The National Park Service lost a dear friend when retired NPS narcotics canine “Emma” passed away late on Saturday, October 27th, just a month after her 14th birthday.
For over 12 years, the team of Emma and ranger/handler Julie (Kovacs) Byerly worked narcotics operations along the Mexican border at Organ Pipe Cactus National Monument and later at Grand Teton National Park.
Prior to training as a drug dog at Organ Pipe, Emma was a search and rescue dog at Yosemite National Park. The team of Emma and Byerly was as comfortable being flown into a backcountry tracking operation as working highway interdiction or identifying concealed loads at ports of entry. They set the standards for a drug canine team at a time when no agency standards existed and the bond they shared, both personally and professionally, was remarkable.
Utilized as an effective interdiction asset by numerous agencies and having been directly responsible for the seizure of thousands of pounds of narcotics, Emma was arguably the most successful narcotics canine ever fielded by the NPS. In retirement, Emma continued her job as family clown, companion, and protector.

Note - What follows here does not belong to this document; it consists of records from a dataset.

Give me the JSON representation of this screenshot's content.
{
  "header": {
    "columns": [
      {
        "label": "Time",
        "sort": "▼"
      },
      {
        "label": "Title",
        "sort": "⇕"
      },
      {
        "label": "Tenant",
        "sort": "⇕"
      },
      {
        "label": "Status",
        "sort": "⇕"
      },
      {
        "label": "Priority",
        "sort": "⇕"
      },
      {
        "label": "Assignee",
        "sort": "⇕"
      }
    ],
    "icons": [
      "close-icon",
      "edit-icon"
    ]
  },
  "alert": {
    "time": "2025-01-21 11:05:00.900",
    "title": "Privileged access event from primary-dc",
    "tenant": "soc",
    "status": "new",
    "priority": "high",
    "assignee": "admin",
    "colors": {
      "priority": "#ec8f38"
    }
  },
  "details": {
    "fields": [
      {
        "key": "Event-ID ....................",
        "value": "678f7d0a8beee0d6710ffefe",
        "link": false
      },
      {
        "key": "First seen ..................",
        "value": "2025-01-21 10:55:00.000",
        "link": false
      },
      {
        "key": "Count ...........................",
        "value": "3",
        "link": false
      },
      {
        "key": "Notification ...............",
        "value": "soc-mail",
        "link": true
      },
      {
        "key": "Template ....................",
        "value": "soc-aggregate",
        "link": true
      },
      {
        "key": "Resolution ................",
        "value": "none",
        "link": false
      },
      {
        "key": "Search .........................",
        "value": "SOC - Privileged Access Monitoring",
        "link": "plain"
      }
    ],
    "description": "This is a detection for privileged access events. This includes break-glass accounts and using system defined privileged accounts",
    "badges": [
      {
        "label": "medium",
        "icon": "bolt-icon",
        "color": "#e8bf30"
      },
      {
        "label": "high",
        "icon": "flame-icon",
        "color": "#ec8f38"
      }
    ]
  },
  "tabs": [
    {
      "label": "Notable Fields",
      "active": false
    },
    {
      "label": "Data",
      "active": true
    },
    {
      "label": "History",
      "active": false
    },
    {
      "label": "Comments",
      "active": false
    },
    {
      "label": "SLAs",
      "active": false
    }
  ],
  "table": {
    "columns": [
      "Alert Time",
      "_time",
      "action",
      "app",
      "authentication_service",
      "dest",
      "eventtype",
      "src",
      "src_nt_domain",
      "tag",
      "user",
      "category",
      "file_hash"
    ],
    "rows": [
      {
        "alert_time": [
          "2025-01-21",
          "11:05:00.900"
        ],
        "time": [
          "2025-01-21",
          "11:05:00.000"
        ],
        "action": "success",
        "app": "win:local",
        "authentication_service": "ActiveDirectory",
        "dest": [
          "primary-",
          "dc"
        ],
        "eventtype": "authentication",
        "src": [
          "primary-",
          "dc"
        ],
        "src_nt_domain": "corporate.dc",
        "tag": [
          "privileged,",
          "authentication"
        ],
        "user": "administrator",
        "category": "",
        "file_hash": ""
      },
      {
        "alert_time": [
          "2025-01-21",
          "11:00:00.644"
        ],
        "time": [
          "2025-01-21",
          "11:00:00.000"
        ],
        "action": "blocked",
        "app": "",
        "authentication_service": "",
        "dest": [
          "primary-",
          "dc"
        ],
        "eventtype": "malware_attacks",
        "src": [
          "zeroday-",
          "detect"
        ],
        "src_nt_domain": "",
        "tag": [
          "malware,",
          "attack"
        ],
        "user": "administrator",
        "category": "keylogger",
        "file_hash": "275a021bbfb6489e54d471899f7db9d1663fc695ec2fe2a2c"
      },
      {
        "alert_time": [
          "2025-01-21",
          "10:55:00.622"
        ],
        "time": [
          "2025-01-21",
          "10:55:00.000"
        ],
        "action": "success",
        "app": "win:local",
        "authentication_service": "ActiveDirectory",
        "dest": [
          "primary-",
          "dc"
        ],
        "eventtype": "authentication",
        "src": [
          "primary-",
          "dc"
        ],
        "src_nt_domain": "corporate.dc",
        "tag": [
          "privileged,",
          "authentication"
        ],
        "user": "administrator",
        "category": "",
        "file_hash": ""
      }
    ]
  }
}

In passing, Emma leaves a legacy that represents the best of the agency – unwavering dedication, the willingness to take on any task regardless of the hardship, unique skill, and a sense of humor.